THE INPUT
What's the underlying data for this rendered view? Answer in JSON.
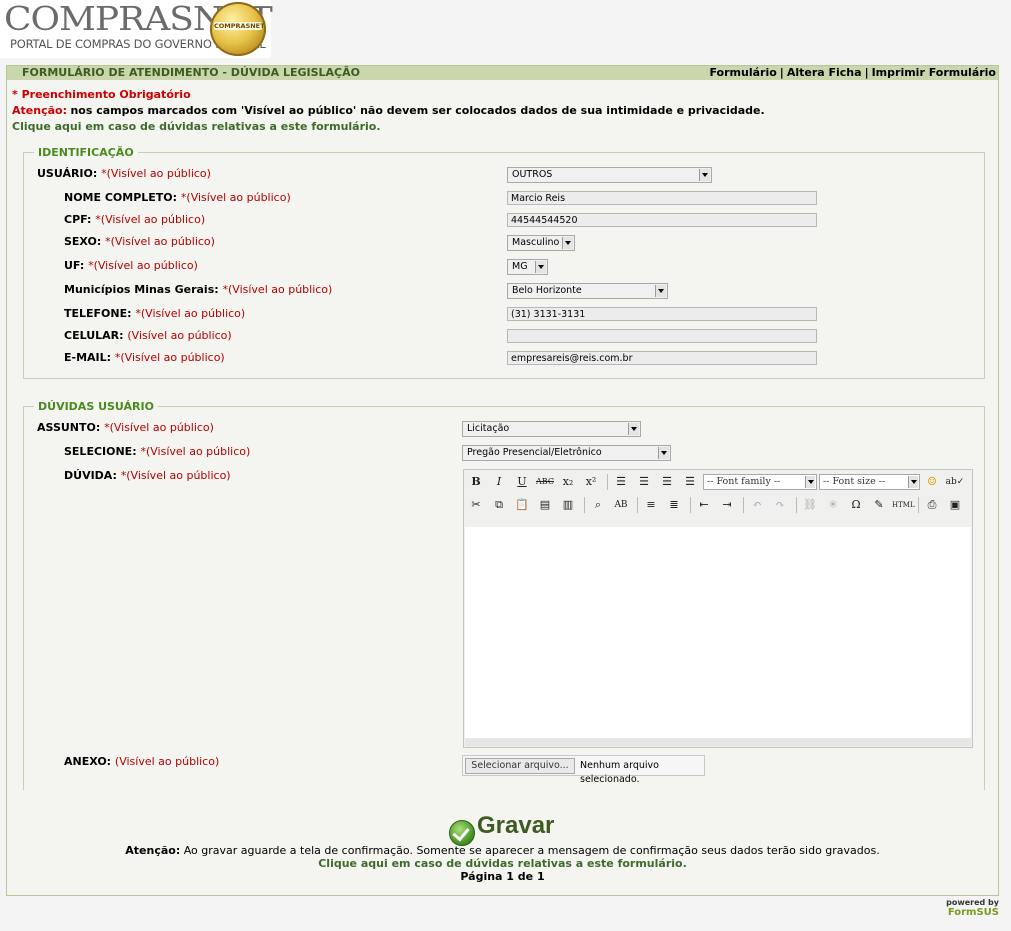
{
  "logo": {
    "word": "COMPRASNET",
    "subtitle": "PORTAL DE COMPRAS DO GOVERNO FEDERAL",
    "seal_text": "COMPRASNET"
  },
  "header": {
    "title": "FORMULÁRIO DE ATENDIMENTO - DÚVIDA LEGISLAÇÃO",
    "links": [
      "Formulário",
      "Altera Ficha",
      "Imprimir Formulário"
    ]
  },
  "notes": {
    "required": "* Preenchimento Obrigatório",
    "attention_label": "Atenção:",
    "attention_text": "nos campos marcados com 'Visível ao público' não devem ser colocados dados de sua intimidade e privacidade.",
    "help_link": "Clique aqui em caso de dúvidas relativas a este formulário."
  },
  "identificacao": {
    "legend": "IDENTIFICAÇÃO",
    "usuario": {
      "label": "USUÁRIO:",
      "vis": "*(Visível ao público)",
      "value": "OUTROS"
    },
    "nome": {
      "label": "NOME COMPLETO:",
      "vis": "*(Visível ao público)",
      "value": "Marcio Reis"
    },
    "cpf": {
      "label": "CPF:",
      "vis": "*(Visível ao público)",
      "value": "44544544520"
    },
    "sexo": {
      "label": "SEXO:",
      "vis": "*(Visível ao público)",
      "value": "Masculino"
    },
    "uf": {
      "label": "UF:",
      "vis": "*(Visível ao público)",
      "value": "MG"
    },
    "municipio": {
      "label": "Municípios Minas Gerais:",
      "vis": "*(Visível ao público)",
      "value": "Belo Horizonte"
    },
    "telefone": {
      "label": "TELEFONE:",
      "vis": "*(Visível ao público)",
      "value": "(31) 3131-3131"
    },
    "celular": {
      "label": "CELULAR:",
      "vis": "(Visível ao público)",
      "value": ""
    },
    "email": {
      "label": "E-MAIL:",
      "vis": "*(Visível ao público)",
      "value": "empresareis@reis.com.br"
    }
  },
  "duvidas": {
    "legend": "DÚVIDAS USUÁRIO",
    "assunto": {
      "label": "ASSUNTO:",
      "vis": "*(Visível ao público)",
      "value": "Licitação"
    },
    "selecione": {
      "label": "SELECIONE:",
      "vis": "*(Visível ao público)",
      "value": "Pregão Presencial/Eletrônico"
    },
    "duvida": {
      "label": "DÚVIDA:",
      "vis": "*(Visível ao público)"
    },
    "anexo": {
      "label": "ANEXO:",
      "vis": "(Visível ao público)",
      "button": "Selecionar arquivo...",
      "status": "Nenhum arquivo selecionado."
    },
    "editor": {
      "font_family": "-- Font family --",
      "font_size": "-- Font size --",
      "html": "HTML"
    }
  },
  "footer": {
    "save_label": "Gravar",
    "attention_label": "Atenção:",
    "attention_text": "Ao gravar aguarde a tela de confirmação. Somente se aparecer a mensagem de confirmação seus dados terão sido gravados.",
    "help_link": "Clique aqui em caso de dúvidas relativas a este formulário.",
    "page": "Página 1 de 1",
    "powered1": "powered by",
    "powered2": "FormSUS"
  }
}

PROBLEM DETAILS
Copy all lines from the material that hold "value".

PROBLEM SOLUTION
      "value": "OUTROS"
      "value": "Marcio Reis"
      "value": "44544544520"
      "value": "Masculino"
      "value": "MG"
      "value": "Belo Horizonte"
      "value": "(31) 3131-3131"
      "value": ""
      "value": "empresareis@reis.com.br"
      "value": "Licitação"
      "value": "Pregão Presencial/Eletrônico"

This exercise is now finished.